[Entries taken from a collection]
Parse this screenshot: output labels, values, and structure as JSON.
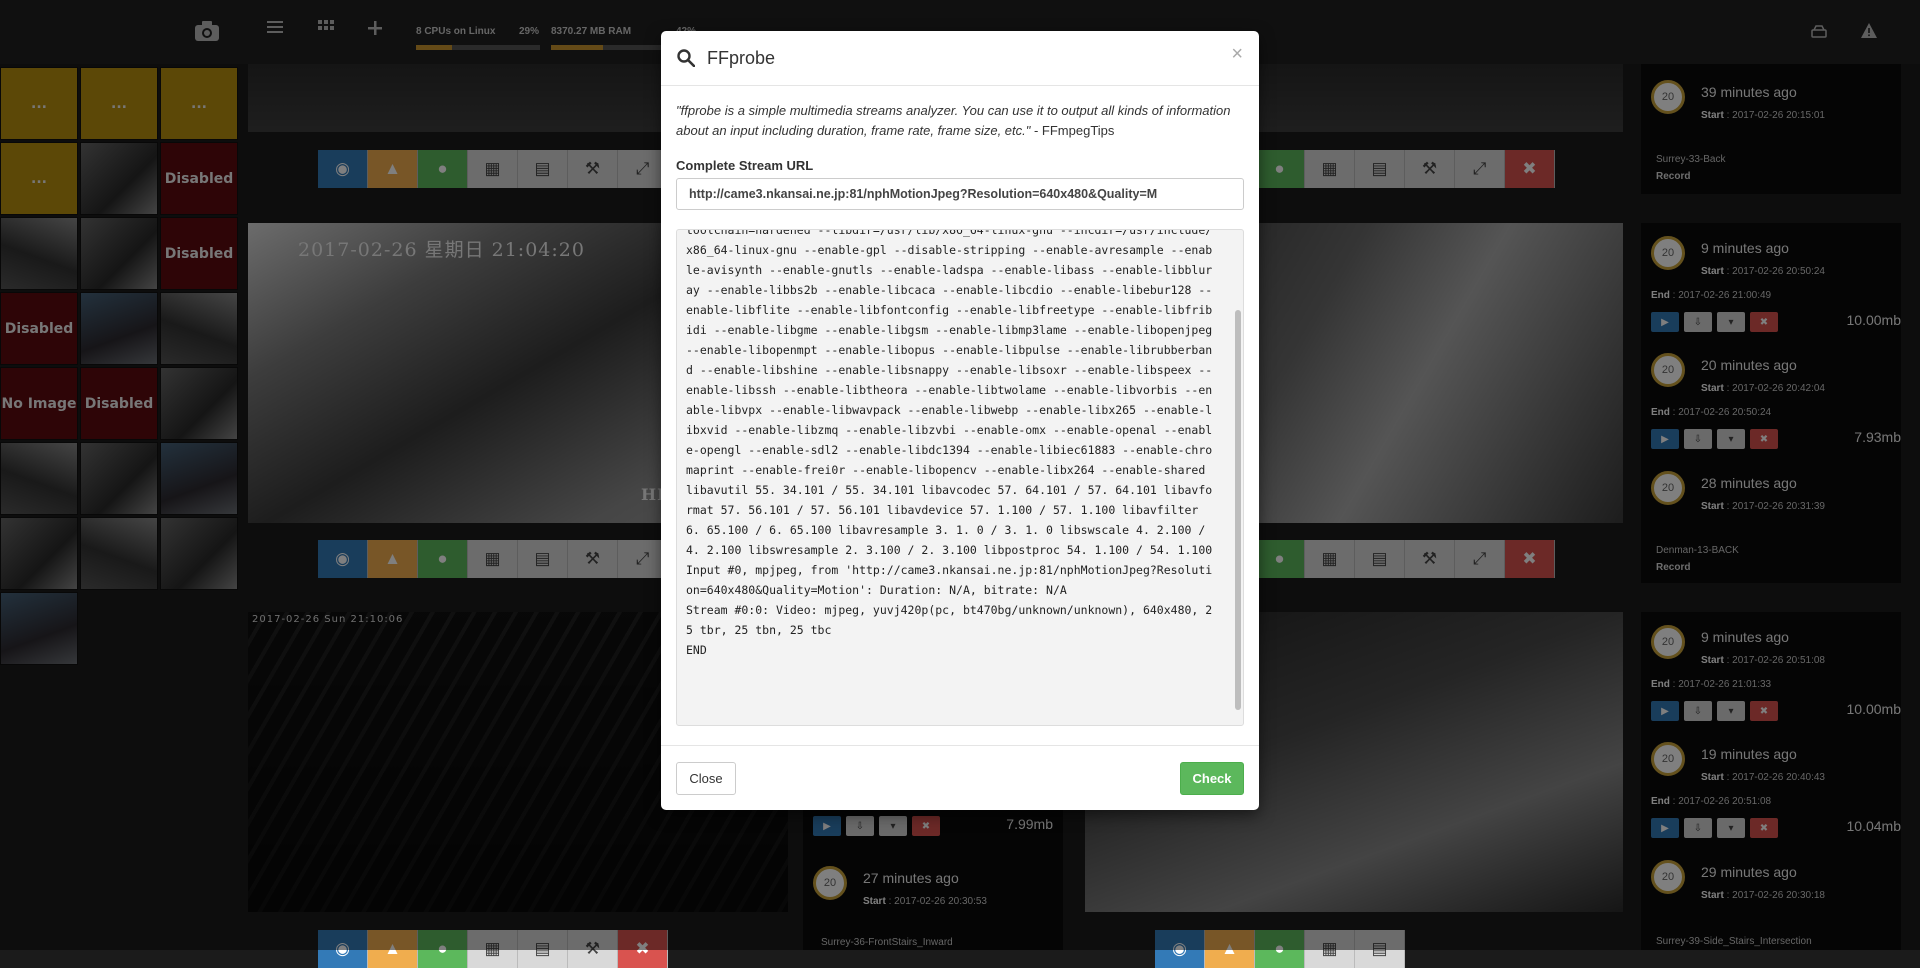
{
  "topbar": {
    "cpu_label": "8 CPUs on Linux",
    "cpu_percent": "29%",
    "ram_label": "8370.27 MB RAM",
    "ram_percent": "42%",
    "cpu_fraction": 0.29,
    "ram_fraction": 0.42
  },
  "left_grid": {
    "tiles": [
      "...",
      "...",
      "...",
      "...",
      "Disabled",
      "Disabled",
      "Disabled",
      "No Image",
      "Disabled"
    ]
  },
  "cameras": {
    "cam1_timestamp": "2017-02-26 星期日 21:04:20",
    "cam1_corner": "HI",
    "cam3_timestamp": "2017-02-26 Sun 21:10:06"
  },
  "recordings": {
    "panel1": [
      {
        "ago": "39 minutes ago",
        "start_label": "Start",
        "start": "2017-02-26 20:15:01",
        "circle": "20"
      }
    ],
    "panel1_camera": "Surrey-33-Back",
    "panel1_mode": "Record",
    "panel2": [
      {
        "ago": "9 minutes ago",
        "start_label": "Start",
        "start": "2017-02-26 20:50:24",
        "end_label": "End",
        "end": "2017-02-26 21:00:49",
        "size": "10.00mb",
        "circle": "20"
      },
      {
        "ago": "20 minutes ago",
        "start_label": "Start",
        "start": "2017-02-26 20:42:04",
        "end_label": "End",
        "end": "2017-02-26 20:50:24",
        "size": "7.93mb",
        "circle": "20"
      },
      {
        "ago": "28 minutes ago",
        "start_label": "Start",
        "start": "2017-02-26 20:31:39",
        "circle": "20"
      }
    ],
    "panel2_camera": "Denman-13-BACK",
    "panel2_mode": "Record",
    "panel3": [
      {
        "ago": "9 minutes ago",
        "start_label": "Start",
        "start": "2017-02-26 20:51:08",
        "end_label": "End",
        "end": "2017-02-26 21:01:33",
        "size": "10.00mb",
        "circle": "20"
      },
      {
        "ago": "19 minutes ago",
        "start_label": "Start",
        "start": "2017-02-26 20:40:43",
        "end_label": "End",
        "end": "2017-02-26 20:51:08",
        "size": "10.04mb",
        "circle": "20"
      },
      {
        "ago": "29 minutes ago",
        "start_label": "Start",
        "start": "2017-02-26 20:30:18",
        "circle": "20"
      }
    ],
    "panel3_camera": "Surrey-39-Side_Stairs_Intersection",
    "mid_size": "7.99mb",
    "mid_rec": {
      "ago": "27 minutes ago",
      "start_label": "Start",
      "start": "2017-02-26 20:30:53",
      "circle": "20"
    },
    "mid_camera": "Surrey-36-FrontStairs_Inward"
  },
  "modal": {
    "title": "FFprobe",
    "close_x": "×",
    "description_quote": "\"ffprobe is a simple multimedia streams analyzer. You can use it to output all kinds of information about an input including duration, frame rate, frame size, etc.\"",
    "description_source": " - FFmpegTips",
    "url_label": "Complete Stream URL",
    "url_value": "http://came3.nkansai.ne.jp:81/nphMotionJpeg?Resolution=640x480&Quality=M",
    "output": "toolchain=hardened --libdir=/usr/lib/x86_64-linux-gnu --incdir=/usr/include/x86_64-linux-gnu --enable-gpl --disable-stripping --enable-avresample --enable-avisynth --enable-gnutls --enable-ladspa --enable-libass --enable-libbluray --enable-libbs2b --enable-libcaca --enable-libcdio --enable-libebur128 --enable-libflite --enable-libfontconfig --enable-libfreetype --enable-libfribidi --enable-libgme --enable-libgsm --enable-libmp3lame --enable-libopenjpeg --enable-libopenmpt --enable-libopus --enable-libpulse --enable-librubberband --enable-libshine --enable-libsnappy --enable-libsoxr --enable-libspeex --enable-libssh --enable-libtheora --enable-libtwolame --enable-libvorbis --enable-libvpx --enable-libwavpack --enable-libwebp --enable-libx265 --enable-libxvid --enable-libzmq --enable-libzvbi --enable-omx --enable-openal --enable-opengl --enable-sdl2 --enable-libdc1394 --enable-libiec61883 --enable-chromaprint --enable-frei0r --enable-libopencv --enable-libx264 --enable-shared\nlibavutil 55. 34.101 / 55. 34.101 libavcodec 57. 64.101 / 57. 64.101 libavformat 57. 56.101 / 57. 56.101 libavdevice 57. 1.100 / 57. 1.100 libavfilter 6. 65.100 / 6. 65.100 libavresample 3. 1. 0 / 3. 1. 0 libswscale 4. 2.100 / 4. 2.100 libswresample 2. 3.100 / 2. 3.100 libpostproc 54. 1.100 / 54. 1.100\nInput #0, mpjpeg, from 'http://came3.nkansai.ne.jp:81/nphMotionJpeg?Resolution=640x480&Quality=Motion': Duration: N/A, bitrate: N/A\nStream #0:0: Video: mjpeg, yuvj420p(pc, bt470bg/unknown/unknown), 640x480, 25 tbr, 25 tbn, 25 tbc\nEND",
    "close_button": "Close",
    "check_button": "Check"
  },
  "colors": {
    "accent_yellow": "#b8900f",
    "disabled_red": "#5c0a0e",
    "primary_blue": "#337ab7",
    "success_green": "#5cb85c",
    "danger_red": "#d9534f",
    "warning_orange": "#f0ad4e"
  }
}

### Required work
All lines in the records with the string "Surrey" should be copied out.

### Output
    "panel1_camera": "Surrey-33-Back",
    "panel3_camera": "Surrey-39-Side_Stairs_Intersection",
    "mid_camera": "Surrey-36-FrontStairs_Inward"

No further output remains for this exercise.